Monday, November 06, 2017

The Metamorphosis

A short story of a friendship that hits a pause button for years. What happens when they try to press play again? Do old equations change? Do people change? My latest short story in the Spark magazine. Read on. 

The Metamorphosis

Prashant first saw Sanjeev when he walked into his classroom on the first day of fourth grade and found a new addition to his class from the previous year. A boy was hunched over a wooden bench, carving something intently into it with a metal compass. His hair was dishevelled and the pocket of his shirt was torn. A crimson line streaked across his arm.
He had clearly been in a fight and was worse for the wear. Whether he had been victorious – it was hard to tell.
Prashant found himself inexplicably drawn to this battered and bruised boy who seemed to be lost in a world of his own. He sat next to him and struck up a conversation.
“Hey, what’s your name?”
“Oh, and where are you from?”
“What are you carving?”
There was an easy symmetry to their conversation. Sanjeev’s frugality with words was compensated by Prashant’s generosity with them.
Between the words and the silence, time ran circles around the clock, pages of calendars were turned many a time and the years piled on. Their friendship had grown as thick of the weeds lining the outer walls of their hostel.
On the last day of their school, they sat on the terrace of their hostel and drank beer for the first time in their lives. They could see the city stretch far into the horizon from that height, inviting them to join its masses.
Their lives took on different paths once they left the cosy confines of their boarding school. Prashant chose a path that would eventually lead him to getting an MBA. Sanjeev decided to join the armed forces. Prashant remembered being very surprised when he heard the plan.
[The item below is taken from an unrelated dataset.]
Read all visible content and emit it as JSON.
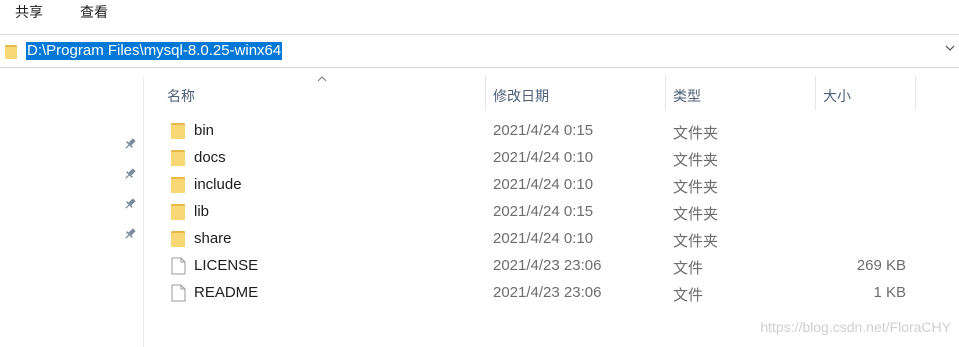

His friend Sanjeev, who had never vocalised his patriotism, was showing his admission letter from the National Defence Academy.
When pressed, the quiet fellow that he was, he merely said, “Someone has got to guard the gates.”
The two stayed in touch for the first few years. Slowly, new companions filled the void that they had left for each other. The words dried up between them and they fell out of being in each other’s lives. Prashant got his management degree, Sanjeev his military rank.
The fragility of the silence between them was broken when Prashant unexpectedly got a call from Sanjeev’s mother on a Sunday afternoon.
“How is Sanjeev, aunty?”, Prashant asked, surprised by the unexpected voice on the other end of the line.
“He is fine, beta. It takes a lot to get him to call us and tell us about what he is up to, but he is doing fine,” said his mother, laughing.
“Where is he?”
“In Kashmir.”
“Doing what?” Prashant queried, feeling silly even as he asked.
“Fighting the terrorists,” her voice quivered.
“You know, he is expected to come home at the end of the month. His sister and I thought we’d surprise him with a birthday party. We haven’t seen you in so many years; I thought he’d be really pleased to see you.”
“I’ll let you know, aunty” Prashant responded matter-of-factly. “Take care.”
Seven years, he sighed. “Seven years since I have seen him. How did we manage to do that after being so close?”
He opened the freezer and took out a bottle of cold Bira beer. Sanjeev would have liked it, he said to himself.
Sanjeev, my friend. He must be enjoying the famed apples of Kashmir while meditating on a rock covered with snow perched on a high mountain.
And now memories came flooding. Memories that were buried. Memories that were now the bottom layers of stratified rock, crushed and aged.
Suddenly, Prashant found himself opening up his laptop and starting to type, a subconscious drive coercing clicks on the keyboard from him. He imagined himself making a little speech in Sanjeev’s honour at the party.
“Sanjeev is a true friend.”
“In all the years that I had known him, Sanjeev has always been a rock. Never wavering, never dithering. Always sure of his beliefs and ready to fight for them.”
Prashant’s mind drifted to the solitary figure of Sanjeev standing in the middle of a circle, as the seniors who were ragging him, continued to heckle him for not going and proposing to a girl. But he hadn’t uttered a word.
“Sanjeev has always been a man of few words but the words he spoke were never said in vain. He has always been, above all, a genuine person,” he typed.
Prashant couldn’t help recalling how when his father passed away, Sanjeev had stayed by him for days at a stretch. In those silent days where Prashant mourned for his father, Sanjeev matched his silence, only breaking it once to put a hand on his shoulder and tell him, “I am sorry for your loss.”
The little speech took shape as Prashant emptied the vessel of his memories for his friend onto a Word document. He then pressed the Save button, shut his laptop and slept contentedly.
Days passed and one evening, when the neon lights across his building had come into life, Prashant’s phone rang. The voice at the other end of the line was unmistakable.
“How are you?” asked Sanjeev.
He had come back from duty a week early and surprised his mother. Her well-laid plans of a surprise party were thwarted.
It was his turn to surprise the people who had been there for him. Would Prashant like to meet?
“Yes, of course.”
The two old mates met the next evening at a bar.
“Beer?” asked Prashant.
“Whiskey,” Sanjeev asserted, smirking.
Prashant raised his eyebrows slightly in surprise. He sipped his drink quietly while a stream of words flowed from Sanjeev.
“Doing the right thing is overrated.”
“Why should only the bastards pulling the strings get a cut?”
“I am done with this job. Another six months and I am out.”
The city slumped into the depths of night as Prashant sat and listened to his friend from another age. That embattled, bitter pragmatist, who seemed to have buried the dreamer that Prashant knew, somewhere, much like his memories.
When the evening got over, they shook hands and went their ways. When Prashant got home, he turned on his laptop and pulled out the speech he was intending to give. As an afterthought, he typed:
“I missed Sanjeev. I will always miss him.”

Prashant realised that the last sentence read more like a eulogy. A remembrance to a person who wasn’t there anymore. And wasn’t that apt because the person he searched for was no longer there? Lost to life. Lost to war. Metamorphosed.

No comments: